TT: Wow! How did you plan for and pay for these travels?
J: This current journey had been on the card for about 2 years, talking, thinking, and saving money. My partner and I spent about 18 months saving collectively. It lasted almost exactly 6 months.
TT: Tell us one moment from your travels that was particularly powerful, interesting, or funny.
J: My very first class… I was in Thailand and one English teacher came up to me and asked
“Jame, you wahn meet my class.”
I thought… why not… so he led me into the room.
“Everywahn, this Jame. He new teachah.”
And then he walked out, and left me in front of 24 13 year olds sitting on the floor watching me eagerly.
I also once taught a class, also in Thailand, that began with 55 students, and every time I turned to write on the board some students would sneak out of the room until, by the end of the class, I only had 3.
TT: Hah! How have your travels impacted you as a teacher, and in your career?
J: Teaching has given me a huge confidence in talking to people, thinking things through and being prepared. I initially went into teaching so that I could choose to continue travelling while I “figured out what I was going to do with the rest of my life”
I have found the choices this career has allowed me to make incredibly liberating and endlessly enriching.
TT: I totally agree that teaching is an amazing career! What advice do you have for teachers who are dreaming of travel, or travelers dreaming of teaching?
J: Teaching certainly isn’t for everyone, and the accessibility of EFL, especially in poorer developing countries, means that many people are in the profession merely so that they can travel, or avoid a 9-5 job in their home country.
For those who are passionate about teaching, and truly appreciate a smile on another person’s face, teaching is one of the most generous and productive careers one can choose to do. If that still hasn’t convinced you… watch this inspirational video.

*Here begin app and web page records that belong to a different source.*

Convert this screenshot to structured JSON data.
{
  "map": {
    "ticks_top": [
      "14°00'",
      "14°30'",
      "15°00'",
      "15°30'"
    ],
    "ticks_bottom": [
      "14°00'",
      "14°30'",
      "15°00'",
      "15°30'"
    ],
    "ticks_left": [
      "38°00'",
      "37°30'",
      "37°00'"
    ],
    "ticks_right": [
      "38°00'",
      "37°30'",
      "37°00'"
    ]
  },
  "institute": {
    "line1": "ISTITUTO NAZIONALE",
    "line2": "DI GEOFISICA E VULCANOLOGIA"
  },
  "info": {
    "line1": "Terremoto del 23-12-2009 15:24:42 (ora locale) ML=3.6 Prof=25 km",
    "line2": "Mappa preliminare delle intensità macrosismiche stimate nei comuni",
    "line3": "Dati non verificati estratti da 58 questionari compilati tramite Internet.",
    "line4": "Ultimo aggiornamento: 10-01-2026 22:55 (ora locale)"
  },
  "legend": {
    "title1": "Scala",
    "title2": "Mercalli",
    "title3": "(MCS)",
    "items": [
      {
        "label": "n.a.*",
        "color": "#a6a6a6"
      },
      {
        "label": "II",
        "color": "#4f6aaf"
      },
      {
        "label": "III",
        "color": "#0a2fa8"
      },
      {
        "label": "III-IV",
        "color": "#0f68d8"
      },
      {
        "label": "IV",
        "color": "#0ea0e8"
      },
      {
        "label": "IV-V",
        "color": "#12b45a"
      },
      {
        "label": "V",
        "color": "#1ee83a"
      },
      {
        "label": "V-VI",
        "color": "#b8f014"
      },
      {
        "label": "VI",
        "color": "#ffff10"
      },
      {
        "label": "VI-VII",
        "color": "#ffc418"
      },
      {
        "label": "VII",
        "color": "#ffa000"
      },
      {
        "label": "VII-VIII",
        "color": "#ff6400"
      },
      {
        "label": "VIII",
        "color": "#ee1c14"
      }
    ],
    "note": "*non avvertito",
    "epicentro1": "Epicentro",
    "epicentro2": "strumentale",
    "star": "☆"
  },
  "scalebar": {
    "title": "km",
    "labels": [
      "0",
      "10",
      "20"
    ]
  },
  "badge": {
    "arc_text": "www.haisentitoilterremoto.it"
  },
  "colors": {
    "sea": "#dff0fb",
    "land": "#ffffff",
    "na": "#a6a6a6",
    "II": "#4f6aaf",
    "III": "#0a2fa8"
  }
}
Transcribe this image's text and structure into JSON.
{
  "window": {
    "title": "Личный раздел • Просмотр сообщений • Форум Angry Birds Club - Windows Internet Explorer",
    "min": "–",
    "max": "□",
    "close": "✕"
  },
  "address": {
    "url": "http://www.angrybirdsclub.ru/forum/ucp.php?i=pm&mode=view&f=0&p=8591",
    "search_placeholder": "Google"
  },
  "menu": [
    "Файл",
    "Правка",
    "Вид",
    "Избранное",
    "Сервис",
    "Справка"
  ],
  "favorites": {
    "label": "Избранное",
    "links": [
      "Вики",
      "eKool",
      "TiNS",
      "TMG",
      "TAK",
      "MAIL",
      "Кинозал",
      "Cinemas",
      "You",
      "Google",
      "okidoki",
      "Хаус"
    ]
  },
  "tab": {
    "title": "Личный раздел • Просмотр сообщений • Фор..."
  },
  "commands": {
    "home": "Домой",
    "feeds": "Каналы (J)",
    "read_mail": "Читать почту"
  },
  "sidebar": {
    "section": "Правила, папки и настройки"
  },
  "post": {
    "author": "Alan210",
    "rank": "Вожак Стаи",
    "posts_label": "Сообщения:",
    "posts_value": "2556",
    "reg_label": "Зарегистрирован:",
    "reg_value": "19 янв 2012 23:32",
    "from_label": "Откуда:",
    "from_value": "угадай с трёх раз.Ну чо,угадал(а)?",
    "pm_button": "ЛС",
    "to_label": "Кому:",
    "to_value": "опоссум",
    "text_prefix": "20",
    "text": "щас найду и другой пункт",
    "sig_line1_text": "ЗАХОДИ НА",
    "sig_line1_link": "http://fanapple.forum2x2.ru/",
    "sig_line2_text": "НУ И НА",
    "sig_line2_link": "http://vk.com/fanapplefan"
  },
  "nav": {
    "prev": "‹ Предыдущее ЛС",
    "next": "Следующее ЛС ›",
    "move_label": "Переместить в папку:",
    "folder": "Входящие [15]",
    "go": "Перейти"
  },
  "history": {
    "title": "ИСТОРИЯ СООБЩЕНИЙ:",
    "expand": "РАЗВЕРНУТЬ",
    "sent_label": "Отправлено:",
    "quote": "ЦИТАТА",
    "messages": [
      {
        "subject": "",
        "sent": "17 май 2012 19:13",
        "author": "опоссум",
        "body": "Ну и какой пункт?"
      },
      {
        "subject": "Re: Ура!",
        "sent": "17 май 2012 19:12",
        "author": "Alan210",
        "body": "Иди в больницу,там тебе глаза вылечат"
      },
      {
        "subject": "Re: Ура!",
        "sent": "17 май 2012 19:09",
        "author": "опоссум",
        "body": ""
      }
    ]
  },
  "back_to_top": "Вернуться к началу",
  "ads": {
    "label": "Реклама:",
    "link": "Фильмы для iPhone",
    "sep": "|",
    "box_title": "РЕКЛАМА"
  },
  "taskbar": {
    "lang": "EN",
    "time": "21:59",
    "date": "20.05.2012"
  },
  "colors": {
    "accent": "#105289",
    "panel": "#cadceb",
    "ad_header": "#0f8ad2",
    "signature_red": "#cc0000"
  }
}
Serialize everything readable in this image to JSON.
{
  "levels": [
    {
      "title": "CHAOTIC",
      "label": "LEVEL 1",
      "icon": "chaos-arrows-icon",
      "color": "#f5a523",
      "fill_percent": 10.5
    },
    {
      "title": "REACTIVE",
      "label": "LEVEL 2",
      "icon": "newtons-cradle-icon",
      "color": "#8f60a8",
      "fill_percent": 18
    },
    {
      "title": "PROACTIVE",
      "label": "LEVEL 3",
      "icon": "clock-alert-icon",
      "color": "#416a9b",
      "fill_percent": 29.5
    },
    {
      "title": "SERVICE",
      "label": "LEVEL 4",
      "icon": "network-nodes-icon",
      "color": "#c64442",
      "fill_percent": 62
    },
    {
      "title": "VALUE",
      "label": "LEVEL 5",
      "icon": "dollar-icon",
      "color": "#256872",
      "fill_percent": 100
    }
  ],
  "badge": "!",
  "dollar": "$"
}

TT: Thanks so much, James! For those of us dreaming of actually getting some sun in March rather than freezing here in a place like Boston, teaching abroad has such allure. Readers, what questions or comments do you have for James about teaching, traveling, and volunteering in Asia or Latin America?